• **Exercise prompt**:
Please set down every record exactly as it appears below.

+++ Records for processing +++

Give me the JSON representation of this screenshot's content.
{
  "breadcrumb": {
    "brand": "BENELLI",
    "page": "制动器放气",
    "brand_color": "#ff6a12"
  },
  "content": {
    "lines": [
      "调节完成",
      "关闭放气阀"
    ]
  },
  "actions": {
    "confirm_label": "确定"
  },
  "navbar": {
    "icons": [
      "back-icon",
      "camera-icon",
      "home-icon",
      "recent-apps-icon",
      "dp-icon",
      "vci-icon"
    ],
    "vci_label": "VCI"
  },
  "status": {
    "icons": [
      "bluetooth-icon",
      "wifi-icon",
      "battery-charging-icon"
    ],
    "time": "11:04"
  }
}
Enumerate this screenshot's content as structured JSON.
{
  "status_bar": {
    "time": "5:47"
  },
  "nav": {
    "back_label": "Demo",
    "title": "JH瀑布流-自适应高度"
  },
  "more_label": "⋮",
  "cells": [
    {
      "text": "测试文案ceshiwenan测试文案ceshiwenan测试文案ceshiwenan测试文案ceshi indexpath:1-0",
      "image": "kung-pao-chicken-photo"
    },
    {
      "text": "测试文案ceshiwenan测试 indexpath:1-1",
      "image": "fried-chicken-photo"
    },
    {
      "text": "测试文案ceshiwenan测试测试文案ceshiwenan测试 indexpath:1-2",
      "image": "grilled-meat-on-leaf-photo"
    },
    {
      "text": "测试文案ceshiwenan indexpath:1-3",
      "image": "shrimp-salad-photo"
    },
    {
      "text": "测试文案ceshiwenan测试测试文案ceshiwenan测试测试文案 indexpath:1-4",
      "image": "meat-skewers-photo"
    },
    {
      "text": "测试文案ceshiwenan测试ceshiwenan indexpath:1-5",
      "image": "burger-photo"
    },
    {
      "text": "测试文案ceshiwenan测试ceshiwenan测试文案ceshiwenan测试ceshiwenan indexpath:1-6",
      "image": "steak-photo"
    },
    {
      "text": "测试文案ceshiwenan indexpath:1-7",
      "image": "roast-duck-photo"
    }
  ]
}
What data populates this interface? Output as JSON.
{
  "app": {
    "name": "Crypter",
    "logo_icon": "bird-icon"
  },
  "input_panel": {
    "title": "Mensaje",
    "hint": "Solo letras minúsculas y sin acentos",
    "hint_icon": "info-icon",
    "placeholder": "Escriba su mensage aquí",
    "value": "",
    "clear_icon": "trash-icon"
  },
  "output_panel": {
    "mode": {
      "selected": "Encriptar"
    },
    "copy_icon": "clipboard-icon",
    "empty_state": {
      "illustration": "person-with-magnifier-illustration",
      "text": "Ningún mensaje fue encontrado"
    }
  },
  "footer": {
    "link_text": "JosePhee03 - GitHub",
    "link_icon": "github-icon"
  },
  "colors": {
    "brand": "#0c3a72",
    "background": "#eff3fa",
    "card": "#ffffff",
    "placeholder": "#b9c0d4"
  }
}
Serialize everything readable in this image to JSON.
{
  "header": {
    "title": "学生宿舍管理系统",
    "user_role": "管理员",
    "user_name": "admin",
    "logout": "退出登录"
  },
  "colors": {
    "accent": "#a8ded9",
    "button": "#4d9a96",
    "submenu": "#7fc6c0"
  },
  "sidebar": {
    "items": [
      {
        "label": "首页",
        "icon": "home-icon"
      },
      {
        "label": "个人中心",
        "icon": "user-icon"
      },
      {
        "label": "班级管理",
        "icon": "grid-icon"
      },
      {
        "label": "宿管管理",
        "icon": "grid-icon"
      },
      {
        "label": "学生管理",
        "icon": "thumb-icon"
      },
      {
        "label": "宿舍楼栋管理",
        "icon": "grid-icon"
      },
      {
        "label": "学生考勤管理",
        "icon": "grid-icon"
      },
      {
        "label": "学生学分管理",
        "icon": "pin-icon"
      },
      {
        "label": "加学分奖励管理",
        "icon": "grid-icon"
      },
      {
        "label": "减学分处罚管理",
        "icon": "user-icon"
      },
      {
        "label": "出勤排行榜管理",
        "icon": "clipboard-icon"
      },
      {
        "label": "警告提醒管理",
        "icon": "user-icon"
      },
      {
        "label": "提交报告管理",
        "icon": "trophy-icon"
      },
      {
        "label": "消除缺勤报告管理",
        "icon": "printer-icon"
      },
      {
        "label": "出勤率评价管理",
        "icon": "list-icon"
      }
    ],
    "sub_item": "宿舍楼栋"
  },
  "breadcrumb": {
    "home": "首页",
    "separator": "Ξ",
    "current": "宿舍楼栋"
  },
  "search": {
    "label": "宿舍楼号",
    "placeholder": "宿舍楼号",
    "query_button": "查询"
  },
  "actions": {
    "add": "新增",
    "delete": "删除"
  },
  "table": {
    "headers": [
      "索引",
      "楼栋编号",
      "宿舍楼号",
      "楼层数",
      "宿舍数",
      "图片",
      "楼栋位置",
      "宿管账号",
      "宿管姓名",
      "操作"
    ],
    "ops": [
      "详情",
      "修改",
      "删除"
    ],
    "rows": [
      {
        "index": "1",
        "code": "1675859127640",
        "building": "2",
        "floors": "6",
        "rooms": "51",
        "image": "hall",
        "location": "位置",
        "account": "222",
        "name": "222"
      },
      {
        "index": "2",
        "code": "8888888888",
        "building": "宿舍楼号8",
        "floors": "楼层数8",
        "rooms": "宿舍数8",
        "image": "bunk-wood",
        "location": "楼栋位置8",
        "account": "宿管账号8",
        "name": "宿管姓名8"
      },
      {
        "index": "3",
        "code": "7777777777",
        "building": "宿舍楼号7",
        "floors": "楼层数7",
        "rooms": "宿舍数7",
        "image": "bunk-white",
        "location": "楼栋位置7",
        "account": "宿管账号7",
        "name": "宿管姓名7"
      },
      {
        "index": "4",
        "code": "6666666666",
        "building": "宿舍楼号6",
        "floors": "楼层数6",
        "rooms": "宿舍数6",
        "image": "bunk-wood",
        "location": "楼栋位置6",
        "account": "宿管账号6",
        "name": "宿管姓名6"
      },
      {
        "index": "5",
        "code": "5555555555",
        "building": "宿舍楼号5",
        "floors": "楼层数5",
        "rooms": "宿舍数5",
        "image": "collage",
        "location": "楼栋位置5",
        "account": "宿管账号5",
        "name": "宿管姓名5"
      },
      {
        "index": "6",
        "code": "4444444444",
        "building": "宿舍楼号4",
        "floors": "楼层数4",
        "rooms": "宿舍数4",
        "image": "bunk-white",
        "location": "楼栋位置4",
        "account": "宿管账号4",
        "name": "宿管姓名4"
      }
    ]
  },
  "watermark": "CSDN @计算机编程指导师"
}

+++

• **Result of this exercise**:
Give me the JSON representation of this screenshot's content.
{
  "breadcrumb": {
    "brand": "BENELLI",
    "page": "制动器放气",
    "brand_color": "#ff6a12"
  },
  "content": {
    "lines": [
      "调节完成",
      "关闭放气阀"
    ]
  },
  "actions": {
    "confirm_label": "确定"
  },
  "navbar": {
    "icons": [
      "back-icon",
      "camera-icon",
      "home-icon",
      "recent-apps-icon",
      "dp-icon",
      "vci-icon"
    ],
    "vci_label": "VCI"
  },
  "status": {
    "icons": [
      "bluetooth-icon",
      "wifi-icon",
      "battery-charging-icon"
    ],
    "time": "11:04"
  }
}
Enumerate this screenshot's content as structured JSON.
{
  "status_bar": {
    "time": "5:47"
  },
  "nav": {
    "back_label": "Demo",
    "title": "JH瀑布流-自适应高度"
  },
  "more_label": "⋮",
  "cells": [
    {
      "text": "测试文案ceshiwenan测试文案ceshiwenan测试文案ceshiwenan测试文案ceshi indexpath:1-0",
      "image": "kung-pao-chicken-photo"
    },
    {
      "text": "测试文案ceshiwenan测试 indexpath:1-1",
      "image": "fried-chicken-photo"
    },
    {
      "text": "测试文案ceshiwenan测试测试文案ceshiwenan测试 indexpath:1-2",
      "image": "grilled-meat-on-leaf-photo"
    },
    {
      "text": "测试文案ceshiwenan indexpath:1-3",
      "image": "shrimp-salad-photo"
    },
    {
      "text": "测试文案ceshiwenan测试测试文案ceshiwenan测试测试文案 indexpath:1-4",
      "image": "meat-skewers-photo"
    },
    {
      "text": "测试文案ceshiwenan测试ceshiwenan indexpath:1-5",
      "image": "burger-photo"
    },
    {
      "text": "测试文案ceshiwenan测试ceshiwenan测试文案ceshiwenan测试ceshiwenan indexpath:1-6",
      "image": "steak-photo"
    },
    {
      "text": "测试文案ceshiwenan indexpath:1-7",
      "image": "roast-duck-photo"
    }
  ]
}
What data populates this interface? Output as JSON.
{
  "app": {
    "name": "Crypter",
    "logo_icon": "bird-icon"
  },
  "input_panel": {
    "title": "Mensaje",
    "hint": "Solo letras minúsculas y sin acentos",
    "hint_icon": "info-icon",
    "placeholder": "Escriba su mensage aquí",
    "value": "",
    "clear_icon": "trash-icon"
  },
  "output_panel": {
    "mode": {
      "selected": "Encriptar"
    },
    "copy_icon": "clipboard-icon",
    "empty_state": {
      "illustration": "person-with-magnifier-illustration",
      "text": "Ningún mensaje fue encontrado"
    }
  },
  "footer": {
    "link_text": "JosePhee03 - GitHub",
    "link_icon": "github-icon"
  },
  "colors": {
    "brand": "#0c3a72",
    "background": "#eff3fa",
    "card": "#ffffff",
    "placeholder": "#b9c0d4"
  }
}
Serialize everything readable in this image to JSON.
{
  "header": {
    "title": "学生宿舍管理系统",
    "user_role": "管理员",
    "user_name": "admin",
    "logout": "退出登录"
  },
  "colors": {
    "accent": "#a8ded9",
    "button": "#4d9a96",
    "submenu": "#7fc6c0"
  },
  "sidebar": {
    "items": [
      {
        "label": "首页",
        "icon": "home-icon"
      },
      {
        "label": "个人中心",
        "icon": "user-icon"
      },
      {
        "label": "班级管理",
        "icon": "grid-icon"
      },
      {
        "label": "宿管管理",
        "icon": "grid-icon"
      },
      {
        "label": "学生管理",
        "icon": "thumb-icon"
      },
      {
        "label": "宿舍楼栋管理",
        "icon": "grid-icon"
      },
      {
        "label": "学生考勤管理",
        "icon": "grid-icon"
      },
      {
        "label": "学生学分管理",
        "icon": "pin-icon"
      },
      {
        "label": "加学分奖励管理",
        "icon": "grid-icon"
      },
      {
        "label": "减学分处罚管理",
        "icon": "user-icon"
      },
      {
        "label": "出勤排行榜管理",
        "icon": "clipboard-icon"
      },
      {
        "label": "警告提醒管理",
        "icon": "user-icon"
      },
      {
        "label": "提交报告管理",
        "icon": "trophy-icon"
      },
      {
        "label": "消除缺勤报告管理",
        "icon": "printer-icon"
      },
      {
        "label": "出勤率评价管理",
        "icon": "list-icon"
      }
    ],
    "sub_item": "宿舍楼栋"
  },
  "breadcrumb": {
    "home": "首页",
    "separator": "Ξ",
    "current": "宿舍楼栋"
  },
  "search": {
    "label": "宿舍楼号",
    "placeholder": "宿舍楼号",
    "query_button": "查询"
  },
  "actions": {
    "add": "新增",
    "delete": "删除"
  },
  "table": {
    "headers": [
      "索引",
      "楼栋编号",
      "宿舍楼号",
      "楼层数",
      "宿舍数",
      "图片",
      "楼栋位置",
      "宿管账号",
      "宿管姓名",
      "操作"
    ],
    "ops": [
      "详情",
      "修改",
      "删除"
    ],
    "rows": [
      {
        "index": "1",
        "code": "1675859127640",
        "building": "2",
        "floors": "6",
        "rooms": "51",
        "image": "hall",
        "location": "位置",
        "account": "222",
        "name": "222"
      },
      {
        "index": "2",
        "code": "8888888888",
        "building": "宿舍楼号8",
        "floors": "楼层数8",
        "rooms": "宿舍数8",
        "image": "bunk-wood",
        "location": "楼栋位置8",
        "account": "宿管账号8",
        "name": "宿管姓名8"
      },
      {
        "index": "3",
        "code": "7777777777",
        "building": "宿舍楼号7",
        "floors": "楼层数7",
        "rooms": "宿舍数7",
        "image": "bunk-white",
        "location": "楼栋位置7",
        "account": "宿管账号7",
        "name": "宿管姓名7"
      },
      {
        "index": "4",
        "code": "6666666666",
        "building": "宿舍楼号6",
        "floors": "楼层数6",
        "rooms": "宿舍数6",
        "image": "bunk-wood",
        "location": "楼栋位置6",
        "account": "宿管账号6",
        "name": "宿管姓名6"
      },
      {
        "index": "5",
        "code": "5555555555",
        "building": "宿舍楼号5",
        "floors": "楼层数5",
        "rooms": "宿舍数5",
        "image": "collage",
        "location": "楼栋位置5",
        "account": "宿管账号5",
        "name": "宿管姓名5"
      },
      {
        "index": "6",
        "code": "4444444444",
        "building": "宿舍楼号4",
        "floors": "楼层数4",
        "rooms": "宿舍数4",
        "image": "bunk-white",
        "location": "楼栋位置4",
        "account": "宿管账号4",
        "name": "宿管姓名4"
      }
    ]
  },
  "watermark": "CSDN @计算机编程指导师"
}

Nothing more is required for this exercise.